MSNBC suspends another host for political gifts

NEW YORK Fri Nov 19, 2010 3:42pm EST

Joe Scarborough, host of ''Morning Joe'', takes part in the NBC News Decision '08 panel at the NBC Universal summer press tour in Beverly Hills, California July 21, 2008. REUTERS/Fred Prouser

Joe Scarborough, host of ''Morning Joe'', takes part in the NBC News Decision '08 panel at the NBC Universal summer press tour in Beverly Hills, California July 21, 2008.

Credit: Reuters/Fred Prouser

NEW YORK (Reuters) - MSNBC television suspended conservative morning host Joe Scarborough for two days for giving money to political candidates, meting out the same punishment given to liberal host Keith Olbermann two weeks ago for a similar offense.

Scarborough said the donations went to his brother and three longtime family friends and he wrongly believed the personal nature of the gifts exempted him from the NBC News policy on campaign contributions.

"This morning Joe Scarborough informed me that he made eight contributions of $500 each to local candidates in Florida between 2004-08," MSNBC President Phil Griffin said in a statement.

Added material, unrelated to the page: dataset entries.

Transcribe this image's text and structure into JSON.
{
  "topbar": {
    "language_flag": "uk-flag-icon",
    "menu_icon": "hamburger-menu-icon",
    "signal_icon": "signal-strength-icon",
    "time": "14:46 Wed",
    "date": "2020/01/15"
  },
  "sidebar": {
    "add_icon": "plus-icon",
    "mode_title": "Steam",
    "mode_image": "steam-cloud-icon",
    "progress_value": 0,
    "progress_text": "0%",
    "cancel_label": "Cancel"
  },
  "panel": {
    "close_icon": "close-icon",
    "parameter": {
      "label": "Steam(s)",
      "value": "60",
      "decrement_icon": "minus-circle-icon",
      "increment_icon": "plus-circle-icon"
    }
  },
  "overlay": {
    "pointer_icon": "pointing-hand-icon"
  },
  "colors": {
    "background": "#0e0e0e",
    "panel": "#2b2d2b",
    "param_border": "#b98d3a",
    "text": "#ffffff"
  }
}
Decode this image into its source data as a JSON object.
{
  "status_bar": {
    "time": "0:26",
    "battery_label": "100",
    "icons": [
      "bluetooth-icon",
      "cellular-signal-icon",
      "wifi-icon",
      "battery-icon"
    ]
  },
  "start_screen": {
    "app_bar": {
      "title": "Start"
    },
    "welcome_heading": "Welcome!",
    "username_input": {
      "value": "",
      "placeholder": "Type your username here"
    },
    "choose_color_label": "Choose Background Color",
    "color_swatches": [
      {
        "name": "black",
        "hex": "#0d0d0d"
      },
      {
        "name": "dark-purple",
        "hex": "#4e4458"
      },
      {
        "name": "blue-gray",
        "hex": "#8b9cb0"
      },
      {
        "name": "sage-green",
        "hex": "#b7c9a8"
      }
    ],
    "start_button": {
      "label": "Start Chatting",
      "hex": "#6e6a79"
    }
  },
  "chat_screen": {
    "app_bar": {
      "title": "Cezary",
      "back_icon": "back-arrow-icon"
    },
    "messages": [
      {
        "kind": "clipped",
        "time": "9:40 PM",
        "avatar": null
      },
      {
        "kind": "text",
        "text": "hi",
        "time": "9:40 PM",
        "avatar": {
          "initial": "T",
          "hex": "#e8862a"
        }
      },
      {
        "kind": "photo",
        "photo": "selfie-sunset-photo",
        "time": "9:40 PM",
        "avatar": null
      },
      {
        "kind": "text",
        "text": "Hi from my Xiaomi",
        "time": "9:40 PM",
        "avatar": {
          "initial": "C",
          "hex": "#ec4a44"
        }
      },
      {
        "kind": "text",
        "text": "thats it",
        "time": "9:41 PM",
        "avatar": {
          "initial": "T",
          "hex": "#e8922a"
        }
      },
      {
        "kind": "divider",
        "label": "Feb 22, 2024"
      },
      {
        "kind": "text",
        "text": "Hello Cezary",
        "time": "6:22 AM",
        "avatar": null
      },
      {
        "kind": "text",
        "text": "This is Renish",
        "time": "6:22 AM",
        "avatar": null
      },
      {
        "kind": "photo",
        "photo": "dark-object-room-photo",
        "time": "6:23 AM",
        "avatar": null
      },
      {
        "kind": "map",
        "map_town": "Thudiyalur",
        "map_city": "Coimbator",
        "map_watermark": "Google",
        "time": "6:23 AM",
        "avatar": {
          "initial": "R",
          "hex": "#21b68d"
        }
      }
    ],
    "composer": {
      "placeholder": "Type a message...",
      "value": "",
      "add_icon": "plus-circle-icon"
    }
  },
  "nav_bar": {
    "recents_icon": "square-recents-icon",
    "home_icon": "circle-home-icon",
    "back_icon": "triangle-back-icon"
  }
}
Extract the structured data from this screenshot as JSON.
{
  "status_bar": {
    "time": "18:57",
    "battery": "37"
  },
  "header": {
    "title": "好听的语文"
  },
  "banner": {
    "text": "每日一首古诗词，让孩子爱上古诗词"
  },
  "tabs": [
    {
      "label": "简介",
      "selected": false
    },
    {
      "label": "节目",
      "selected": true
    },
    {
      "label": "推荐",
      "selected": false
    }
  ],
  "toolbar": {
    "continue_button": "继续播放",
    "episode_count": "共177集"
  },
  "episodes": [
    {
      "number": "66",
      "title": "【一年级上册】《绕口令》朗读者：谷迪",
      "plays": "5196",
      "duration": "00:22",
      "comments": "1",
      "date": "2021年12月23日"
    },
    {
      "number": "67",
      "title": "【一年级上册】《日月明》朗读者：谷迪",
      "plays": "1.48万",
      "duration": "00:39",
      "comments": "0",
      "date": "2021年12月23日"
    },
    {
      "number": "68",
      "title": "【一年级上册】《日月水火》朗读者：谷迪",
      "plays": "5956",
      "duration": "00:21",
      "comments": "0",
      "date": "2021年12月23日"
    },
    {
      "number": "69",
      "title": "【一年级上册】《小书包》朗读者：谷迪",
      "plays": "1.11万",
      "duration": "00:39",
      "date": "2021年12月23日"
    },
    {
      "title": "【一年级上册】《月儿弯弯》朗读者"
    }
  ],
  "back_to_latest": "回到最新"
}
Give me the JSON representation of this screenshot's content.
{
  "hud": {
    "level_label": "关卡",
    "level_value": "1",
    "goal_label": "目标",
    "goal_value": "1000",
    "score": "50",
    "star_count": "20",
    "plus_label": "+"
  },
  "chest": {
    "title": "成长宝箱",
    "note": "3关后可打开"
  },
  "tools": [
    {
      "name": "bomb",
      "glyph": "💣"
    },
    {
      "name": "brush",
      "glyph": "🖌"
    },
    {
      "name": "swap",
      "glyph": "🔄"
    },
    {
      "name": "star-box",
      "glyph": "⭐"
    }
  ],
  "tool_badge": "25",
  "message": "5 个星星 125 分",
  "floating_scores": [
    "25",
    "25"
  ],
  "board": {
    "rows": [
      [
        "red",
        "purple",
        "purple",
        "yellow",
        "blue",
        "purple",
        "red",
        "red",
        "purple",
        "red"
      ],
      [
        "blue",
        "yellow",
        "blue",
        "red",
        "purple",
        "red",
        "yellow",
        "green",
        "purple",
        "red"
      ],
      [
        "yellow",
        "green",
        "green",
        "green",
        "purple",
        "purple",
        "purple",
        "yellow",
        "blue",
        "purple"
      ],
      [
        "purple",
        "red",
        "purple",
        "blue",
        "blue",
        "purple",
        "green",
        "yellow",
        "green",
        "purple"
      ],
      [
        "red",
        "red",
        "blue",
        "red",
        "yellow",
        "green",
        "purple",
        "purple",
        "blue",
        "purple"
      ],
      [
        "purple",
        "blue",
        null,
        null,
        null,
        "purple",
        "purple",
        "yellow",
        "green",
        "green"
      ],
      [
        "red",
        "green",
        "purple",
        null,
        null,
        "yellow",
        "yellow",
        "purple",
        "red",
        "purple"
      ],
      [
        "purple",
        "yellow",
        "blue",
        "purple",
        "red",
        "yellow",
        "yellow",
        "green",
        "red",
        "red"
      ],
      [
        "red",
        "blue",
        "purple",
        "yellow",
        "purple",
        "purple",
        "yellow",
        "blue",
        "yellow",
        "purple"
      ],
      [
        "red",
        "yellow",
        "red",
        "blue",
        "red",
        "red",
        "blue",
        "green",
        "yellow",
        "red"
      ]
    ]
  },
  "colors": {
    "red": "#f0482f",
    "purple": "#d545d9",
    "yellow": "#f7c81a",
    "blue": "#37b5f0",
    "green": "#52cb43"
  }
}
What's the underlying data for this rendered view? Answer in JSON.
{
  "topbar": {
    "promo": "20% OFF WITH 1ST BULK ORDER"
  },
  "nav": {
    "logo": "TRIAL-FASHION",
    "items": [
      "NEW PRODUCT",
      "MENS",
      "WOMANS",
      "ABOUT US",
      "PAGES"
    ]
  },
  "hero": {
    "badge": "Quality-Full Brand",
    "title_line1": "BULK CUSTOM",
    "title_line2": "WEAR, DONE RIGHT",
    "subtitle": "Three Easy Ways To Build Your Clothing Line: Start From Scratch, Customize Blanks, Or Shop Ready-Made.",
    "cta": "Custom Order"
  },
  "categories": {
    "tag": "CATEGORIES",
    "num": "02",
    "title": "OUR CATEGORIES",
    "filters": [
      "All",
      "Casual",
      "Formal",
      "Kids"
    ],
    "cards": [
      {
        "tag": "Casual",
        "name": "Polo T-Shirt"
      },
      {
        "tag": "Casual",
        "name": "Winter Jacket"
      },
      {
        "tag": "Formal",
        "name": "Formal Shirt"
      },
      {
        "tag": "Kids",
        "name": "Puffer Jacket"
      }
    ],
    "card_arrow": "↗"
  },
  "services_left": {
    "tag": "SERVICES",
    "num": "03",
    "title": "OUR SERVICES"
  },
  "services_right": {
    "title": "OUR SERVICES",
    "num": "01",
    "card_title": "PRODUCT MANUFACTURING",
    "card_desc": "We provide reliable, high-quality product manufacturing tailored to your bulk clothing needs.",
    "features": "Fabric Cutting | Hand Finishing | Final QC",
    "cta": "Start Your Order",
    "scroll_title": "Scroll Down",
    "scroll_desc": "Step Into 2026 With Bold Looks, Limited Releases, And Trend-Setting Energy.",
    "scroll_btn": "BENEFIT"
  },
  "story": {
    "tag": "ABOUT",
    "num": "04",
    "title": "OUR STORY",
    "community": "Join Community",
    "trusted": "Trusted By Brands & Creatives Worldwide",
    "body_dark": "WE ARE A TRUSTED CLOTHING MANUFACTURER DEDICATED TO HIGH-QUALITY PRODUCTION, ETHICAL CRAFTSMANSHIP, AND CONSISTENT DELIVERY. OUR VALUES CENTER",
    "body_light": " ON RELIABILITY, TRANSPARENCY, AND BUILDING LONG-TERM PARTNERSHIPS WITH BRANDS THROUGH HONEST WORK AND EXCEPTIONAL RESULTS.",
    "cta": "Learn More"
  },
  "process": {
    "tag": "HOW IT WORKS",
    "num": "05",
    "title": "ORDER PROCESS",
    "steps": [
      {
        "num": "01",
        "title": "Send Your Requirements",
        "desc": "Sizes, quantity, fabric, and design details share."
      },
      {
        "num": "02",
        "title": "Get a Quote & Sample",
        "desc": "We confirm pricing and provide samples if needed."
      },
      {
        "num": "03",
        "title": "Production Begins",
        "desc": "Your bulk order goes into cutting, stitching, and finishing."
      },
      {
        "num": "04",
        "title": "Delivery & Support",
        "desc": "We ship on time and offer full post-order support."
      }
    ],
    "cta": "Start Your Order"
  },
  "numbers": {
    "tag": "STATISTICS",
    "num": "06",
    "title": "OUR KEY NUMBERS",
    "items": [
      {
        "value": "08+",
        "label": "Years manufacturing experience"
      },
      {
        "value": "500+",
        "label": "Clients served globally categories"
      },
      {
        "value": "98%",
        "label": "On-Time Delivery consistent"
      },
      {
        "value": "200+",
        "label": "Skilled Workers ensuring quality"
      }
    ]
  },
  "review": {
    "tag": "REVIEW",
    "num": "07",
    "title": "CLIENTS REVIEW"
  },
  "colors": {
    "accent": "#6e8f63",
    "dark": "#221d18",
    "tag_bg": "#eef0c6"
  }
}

"Since he did not seek or receive prior approval for these contributions, Joe understands that I will be suspending him for violating our policy."

Scarborough will return to his "Morning Joe" program on Wednesday.

The policy is adopted from that of NBC News, MSNBC's broadcast partner, which attempts to protect the news organization's image as unbiased.

But MSNBC has become a mostly liberal counterpart to conservative rival Fox News, especially during the evening lineup of news shows in which Olbermann serves as the face of the cable network and often criticizes Fox, as he did when Fox's parent company, News Corp, donated $1 million to the Republican Governors Association.

Scarborough is a moderate conservative voice and host of the less politically skewed "Morning Joe."

Olbermann and other commentators criticized the MSNBC policy as out of step with modern television journalism, in which cable networks have taken on a distinctly political bent. Olbermann makes no pretense of being impartial.

Scarborough supported the network's effort in "maintaining the integrity of its highly respected brand."

"These contributions were nothing more than simple acts of friendship," Scarborough said in a statement. "To be blunt, I had no interest in their campaigns other than being kind to longtime friends."

Days before the November 2 congressional elections, Olbermann gave contributions of $2,400 each to Jack Conway, the Democratic candidate for U.S. Senate in Kentucky, and to two members of the House of Representatives from Arizona, Raul Grijalva and Gabrielle Giffords.

MSNBC and NBC News are part of NBC Universal.

Comcast Corp is in the process of buying a majority stake in NBC Universal from General Electric Co, which would give it control of the NBC TV network.

(Editing by Doina Chiacu)